Baltimore Marathon a big flop!
That’s exactly what Keith Levasseur did when he ran the Baltimore Marathon in a spectacular time of 2:46:58 while wearing flip-flops. While his feat left his feet sore and raw from the rubbing of the flip-flop strap, I was actually rubbed the wrong way in reading about this story.
As someone who is preparing to run a marathon with my wife in a couple of weeks, and someone who gets blisters on my feet if I walk more than a few feet in a pair of flip-flops, I was captivated by the headline of this story. But from the first sentence, I was anticipating reading about a charity Levasseur was attempting to raise funds for. Or perhaps he was trying to raise awareness of those who aren’t fortunate enough to own a pair of shoes. There are many organizations that collect new and gently used running shoes to be dispersed to the needy throughout the world, the most prominent of which is Soles4Souls. The link between Levasseur’s run and the organizations’ missions seemed like a natural connection.
Yet when I came to the end of the story, there was no mention of Levasseur raising money or collecting used shoes. It appears as though his motivation was purely for personal glory in an attempt to be recognized by the Guinness Book of World Records as having run the fastest marathon in flip-flops.
I’m not attempting to take away from the amazing accomplishment by Levasseur. Yet it strikes me as odd that I stumbled across this story from an email newsletter from http://SportsDoingGood.com. The stories featured on that website are typically about people raising funds or awareness for a charitable cause, or about one competitor casting winning aside in order to assist a fellow athlete.
There’s actually a growing field of sport development that highlights the potential individual and community benefits through sport. Fitness Information Technology’s new title Sport for Development, Peace, and Social Justice highlights much of that current research.
FiT is also publishing Freedom Run, a book about an ultra-distance runner who has parlayed his running into something greater than personal glory. Jamie Summerlin completed a 100-day, 3,452-mile run across America on July 4 in an attempt to raise money and awareness for military veterans. He ran approximately 35 miles every day for 100 consecutive days, enduring all sorts of weather and terrain while pushing himself mentally and physically.

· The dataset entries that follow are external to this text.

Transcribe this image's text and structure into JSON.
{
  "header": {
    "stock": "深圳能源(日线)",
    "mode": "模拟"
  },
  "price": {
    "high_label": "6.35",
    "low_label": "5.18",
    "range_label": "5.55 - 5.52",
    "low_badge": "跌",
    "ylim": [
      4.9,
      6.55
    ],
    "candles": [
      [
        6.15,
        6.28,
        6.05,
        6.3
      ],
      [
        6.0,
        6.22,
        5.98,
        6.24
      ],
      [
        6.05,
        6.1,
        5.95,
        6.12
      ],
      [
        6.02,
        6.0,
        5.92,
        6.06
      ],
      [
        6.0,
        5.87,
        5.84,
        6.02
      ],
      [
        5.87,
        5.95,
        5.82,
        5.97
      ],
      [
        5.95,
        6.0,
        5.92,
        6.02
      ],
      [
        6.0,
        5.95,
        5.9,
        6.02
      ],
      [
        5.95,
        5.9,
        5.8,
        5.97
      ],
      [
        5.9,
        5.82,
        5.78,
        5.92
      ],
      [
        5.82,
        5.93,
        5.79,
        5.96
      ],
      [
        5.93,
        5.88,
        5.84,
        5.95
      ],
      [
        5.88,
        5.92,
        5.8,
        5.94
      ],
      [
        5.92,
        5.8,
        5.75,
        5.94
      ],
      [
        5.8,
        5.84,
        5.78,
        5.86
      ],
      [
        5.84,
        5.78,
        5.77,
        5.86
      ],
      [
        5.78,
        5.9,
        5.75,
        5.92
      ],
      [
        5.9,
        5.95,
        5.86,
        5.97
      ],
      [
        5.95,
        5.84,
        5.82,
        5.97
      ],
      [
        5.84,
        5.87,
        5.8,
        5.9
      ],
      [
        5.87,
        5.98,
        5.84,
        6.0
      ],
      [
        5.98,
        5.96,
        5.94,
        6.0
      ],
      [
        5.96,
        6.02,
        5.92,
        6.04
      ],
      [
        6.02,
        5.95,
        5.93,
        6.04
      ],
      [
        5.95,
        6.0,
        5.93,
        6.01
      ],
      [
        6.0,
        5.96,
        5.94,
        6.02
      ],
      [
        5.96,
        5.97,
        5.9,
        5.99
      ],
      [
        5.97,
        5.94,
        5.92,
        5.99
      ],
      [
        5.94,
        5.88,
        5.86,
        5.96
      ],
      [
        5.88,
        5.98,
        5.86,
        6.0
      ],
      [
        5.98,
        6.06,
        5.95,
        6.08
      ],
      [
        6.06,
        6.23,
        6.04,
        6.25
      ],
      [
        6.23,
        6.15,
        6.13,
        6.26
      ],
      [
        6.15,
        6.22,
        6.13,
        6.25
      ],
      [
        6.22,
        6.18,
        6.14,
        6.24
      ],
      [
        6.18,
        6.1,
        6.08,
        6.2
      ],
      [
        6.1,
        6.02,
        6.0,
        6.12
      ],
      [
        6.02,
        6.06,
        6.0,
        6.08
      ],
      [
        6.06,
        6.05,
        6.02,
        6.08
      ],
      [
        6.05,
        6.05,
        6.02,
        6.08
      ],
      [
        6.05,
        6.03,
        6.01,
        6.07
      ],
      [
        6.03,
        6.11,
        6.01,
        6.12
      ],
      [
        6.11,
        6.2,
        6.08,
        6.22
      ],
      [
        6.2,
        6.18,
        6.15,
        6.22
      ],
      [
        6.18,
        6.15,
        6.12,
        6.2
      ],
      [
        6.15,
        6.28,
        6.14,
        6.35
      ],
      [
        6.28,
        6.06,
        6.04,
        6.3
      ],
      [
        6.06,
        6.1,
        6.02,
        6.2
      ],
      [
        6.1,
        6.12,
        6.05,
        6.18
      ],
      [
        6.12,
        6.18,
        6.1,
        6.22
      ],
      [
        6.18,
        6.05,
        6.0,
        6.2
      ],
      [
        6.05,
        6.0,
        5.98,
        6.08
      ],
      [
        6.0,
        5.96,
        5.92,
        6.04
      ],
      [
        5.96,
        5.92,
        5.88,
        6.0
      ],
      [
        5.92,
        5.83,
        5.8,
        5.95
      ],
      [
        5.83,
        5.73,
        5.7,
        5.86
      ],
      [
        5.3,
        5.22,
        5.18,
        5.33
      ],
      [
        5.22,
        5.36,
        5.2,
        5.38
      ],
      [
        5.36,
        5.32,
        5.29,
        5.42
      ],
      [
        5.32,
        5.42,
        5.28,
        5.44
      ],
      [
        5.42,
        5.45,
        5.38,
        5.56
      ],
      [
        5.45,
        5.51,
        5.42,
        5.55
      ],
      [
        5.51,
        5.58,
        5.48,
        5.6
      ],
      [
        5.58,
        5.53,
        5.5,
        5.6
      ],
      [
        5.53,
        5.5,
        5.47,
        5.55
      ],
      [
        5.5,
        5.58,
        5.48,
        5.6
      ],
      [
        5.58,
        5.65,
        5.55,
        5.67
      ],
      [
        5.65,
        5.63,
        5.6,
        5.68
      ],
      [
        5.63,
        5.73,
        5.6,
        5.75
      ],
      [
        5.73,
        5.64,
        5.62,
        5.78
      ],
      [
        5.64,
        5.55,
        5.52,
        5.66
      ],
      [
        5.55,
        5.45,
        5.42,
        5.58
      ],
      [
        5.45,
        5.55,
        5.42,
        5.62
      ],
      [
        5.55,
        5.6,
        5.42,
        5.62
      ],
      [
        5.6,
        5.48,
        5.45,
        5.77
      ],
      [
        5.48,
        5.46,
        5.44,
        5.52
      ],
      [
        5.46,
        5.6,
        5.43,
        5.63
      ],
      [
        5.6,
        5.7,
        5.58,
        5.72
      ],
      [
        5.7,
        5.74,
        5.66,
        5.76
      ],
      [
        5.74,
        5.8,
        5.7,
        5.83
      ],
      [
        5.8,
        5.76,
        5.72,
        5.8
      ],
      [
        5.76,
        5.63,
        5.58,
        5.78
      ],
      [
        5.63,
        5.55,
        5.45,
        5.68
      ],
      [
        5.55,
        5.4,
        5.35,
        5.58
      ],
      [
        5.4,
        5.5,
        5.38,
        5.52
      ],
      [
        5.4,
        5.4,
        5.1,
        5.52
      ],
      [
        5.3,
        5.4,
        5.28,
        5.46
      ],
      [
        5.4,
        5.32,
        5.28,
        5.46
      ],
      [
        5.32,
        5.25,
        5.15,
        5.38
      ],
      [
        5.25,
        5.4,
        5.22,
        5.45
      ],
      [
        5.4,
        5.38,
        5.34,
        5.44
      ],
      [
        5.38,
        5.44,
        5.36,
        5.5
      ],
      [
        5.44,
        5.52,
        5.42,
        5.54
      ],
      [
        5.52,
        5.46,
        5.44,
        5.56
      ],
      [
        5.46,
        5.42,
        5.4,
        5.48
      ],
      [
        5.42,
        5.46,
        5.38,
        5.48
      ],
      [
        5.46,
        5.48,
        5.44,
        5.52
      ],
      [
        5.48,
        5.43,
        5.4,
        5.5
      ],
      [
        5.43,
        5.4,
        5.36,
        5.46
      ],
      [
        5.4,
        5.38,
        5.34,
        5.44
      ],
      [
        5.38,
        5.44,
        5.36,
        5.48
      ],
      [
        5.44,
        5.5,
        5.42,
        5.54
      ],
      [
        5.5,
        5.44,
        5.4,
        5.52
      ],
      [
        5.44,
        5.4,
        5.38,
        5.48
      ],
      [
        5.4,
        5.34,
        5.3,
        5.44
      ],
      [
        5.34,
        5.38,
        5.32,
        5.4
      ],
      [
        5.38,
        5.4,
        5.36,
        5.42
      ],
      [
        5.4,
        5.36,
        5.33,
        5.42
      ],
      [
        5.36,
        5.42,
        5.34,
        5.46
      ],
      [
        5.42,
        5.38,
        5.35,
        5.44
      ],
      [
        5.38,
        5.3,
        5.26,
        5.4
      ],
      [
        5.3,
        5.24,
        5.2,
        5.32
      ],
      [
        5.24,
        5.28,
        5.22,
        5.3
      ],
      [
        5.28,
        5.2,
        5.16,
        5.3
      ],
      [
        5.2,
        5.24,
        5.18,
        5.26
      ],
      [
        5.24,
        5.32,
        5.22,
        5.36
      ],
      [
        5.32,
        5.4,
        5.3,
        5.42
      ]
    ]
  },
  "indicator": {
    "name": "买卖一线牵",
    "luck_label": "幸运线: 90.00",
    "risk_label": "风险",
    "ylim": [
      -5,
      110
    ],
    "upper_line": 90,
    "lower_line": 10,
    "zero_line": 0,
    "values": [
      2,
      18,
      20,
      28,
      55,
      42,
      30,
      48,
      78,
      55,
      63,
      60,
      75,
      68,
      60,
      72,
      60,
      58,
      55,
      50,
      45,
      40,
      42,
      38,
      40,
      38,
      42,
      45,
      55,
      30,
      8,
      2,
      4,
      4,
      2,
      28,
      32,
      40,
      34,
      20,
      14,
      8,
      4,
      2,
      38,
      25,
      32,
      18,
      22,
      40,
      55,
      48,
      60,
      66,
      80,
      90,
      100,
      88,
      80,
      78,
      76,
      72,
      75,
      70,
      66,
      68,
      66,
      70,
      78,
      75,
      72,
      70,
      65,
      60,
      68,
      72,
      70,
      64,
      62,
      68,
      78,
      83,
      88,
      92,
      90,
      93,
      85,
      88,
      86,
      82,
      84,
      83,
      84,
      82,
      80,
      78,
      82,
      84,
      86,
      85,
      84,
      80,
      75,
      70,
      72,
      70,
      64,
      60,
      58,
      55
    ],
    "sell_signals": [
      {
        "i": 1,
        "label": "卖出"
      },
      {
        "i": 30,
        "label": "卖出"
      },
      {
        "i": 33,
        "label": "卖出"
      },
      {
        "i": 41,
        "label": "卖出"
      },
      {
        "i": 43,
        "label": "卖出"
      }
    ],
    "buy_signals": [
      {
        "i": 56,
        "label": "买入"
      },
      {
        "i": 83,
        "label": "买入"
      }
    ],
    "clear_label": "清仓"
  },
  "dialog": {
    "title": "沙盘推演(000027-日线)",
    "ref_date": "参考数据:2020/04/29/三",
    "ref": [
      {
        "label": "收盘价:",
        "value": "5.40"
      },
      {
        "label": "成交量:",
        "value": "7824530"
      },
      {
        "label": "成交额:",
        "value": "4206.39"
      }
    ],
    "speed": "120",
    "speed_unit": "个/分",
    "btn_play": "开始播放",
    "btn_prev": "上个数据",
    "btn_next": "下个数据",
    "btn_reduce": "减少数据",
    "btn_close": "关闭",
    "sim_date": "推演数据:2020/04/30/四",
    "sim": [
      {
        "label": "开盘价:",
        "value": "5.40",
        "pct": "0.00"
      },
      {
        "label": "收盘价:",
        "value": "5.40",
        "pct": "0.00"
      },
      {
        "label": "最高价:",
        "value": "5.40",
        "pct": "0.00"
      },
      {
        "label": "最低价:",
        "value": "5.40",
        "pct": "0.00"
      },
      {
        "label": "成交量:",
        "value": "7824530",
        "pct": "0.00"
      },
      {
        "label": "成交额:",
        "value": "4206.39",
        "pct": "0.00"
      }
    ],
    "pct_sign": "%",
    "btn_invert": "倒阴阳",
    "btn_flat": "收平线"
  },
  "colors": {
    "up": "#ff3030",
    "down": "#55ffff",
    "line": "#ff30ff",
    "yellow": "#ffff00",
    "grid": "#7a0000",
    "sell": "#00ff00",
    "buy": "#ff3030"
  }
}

Incidentally, I read a new story on Summerlin’s journey just hours after I read the story on Levasseur’s marathon oddity. That’s when it hit me that there was a drastic difference between these two amazing running accomplishments.
Summerlin’s mission wasn’t to earn an individual goal or record—it was to achieve something greater than personal glory. And as a result, tens of thousands of dollars have been donated to organizations focused on assisting veterans.
That is the definition of “sports doing good.”